Please retype all the data below exactly, line for line.
------------------------------------------------------------------------
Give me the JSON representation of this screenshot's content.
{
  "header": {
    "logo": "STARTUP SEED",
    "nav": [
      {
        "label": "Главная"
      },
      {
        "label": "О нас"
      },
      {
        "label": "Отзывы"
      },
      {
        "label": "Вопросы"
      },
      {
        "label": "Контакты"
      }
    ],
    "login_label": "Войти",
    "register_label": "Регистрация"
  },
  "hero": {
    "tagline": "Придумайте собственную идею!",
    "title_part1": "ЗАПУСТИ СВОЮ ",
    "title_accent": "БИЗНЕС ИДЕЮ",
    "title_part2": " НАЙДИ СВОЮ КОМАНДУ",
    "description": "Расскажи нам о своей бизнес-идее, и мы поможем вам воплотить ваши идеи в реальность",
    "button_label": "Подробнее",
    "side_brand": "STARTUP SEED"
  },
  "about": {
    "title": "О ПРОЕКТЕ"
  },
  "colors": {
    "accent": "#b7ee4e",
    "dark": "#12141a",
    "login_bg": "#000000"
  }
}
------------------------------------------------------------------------
:: Answer section ::
Give me the JSON representation of this screenshot's content.
{
  "header": {
    "logo": "STARTUP SEED",
    "nav": [
      {
        "label": "Главная"
      },
      {
        "label": "О нас"
      },
      {
        "label": "Отзывы"
      },
      {
        "label": "Вопросы"
      },
      {
        "label": "Контакты"
      }
    ],
    "login_label": "Войти",
    "register_label": "Регистрация"
  },
  "hero": {
    "tagline": "Придумайте собственную идею!",
    "title_part1": "ЗАПУСТИ СВОЮ ",
    "title_accent": "БИЗНЕС ИДЕЮ",
    "title_part2": " НАЙДИ СВОЮ КОМАНДУ",
    "description": "Расскажи нам о своей бизнес-идее, и мы поможем вам воплотить ваши идеи в реальность",
    "button_label": "Подробнее",
    "side_brand": "STARTUP SEED"
  },
  "about": {
    "title": "О ПРОЕКТЕ"
  },
  "colors": {
    "accent": "#b7ee4e",
    "dark": "#12141a",
    "login_bg": "#000000"
  }
}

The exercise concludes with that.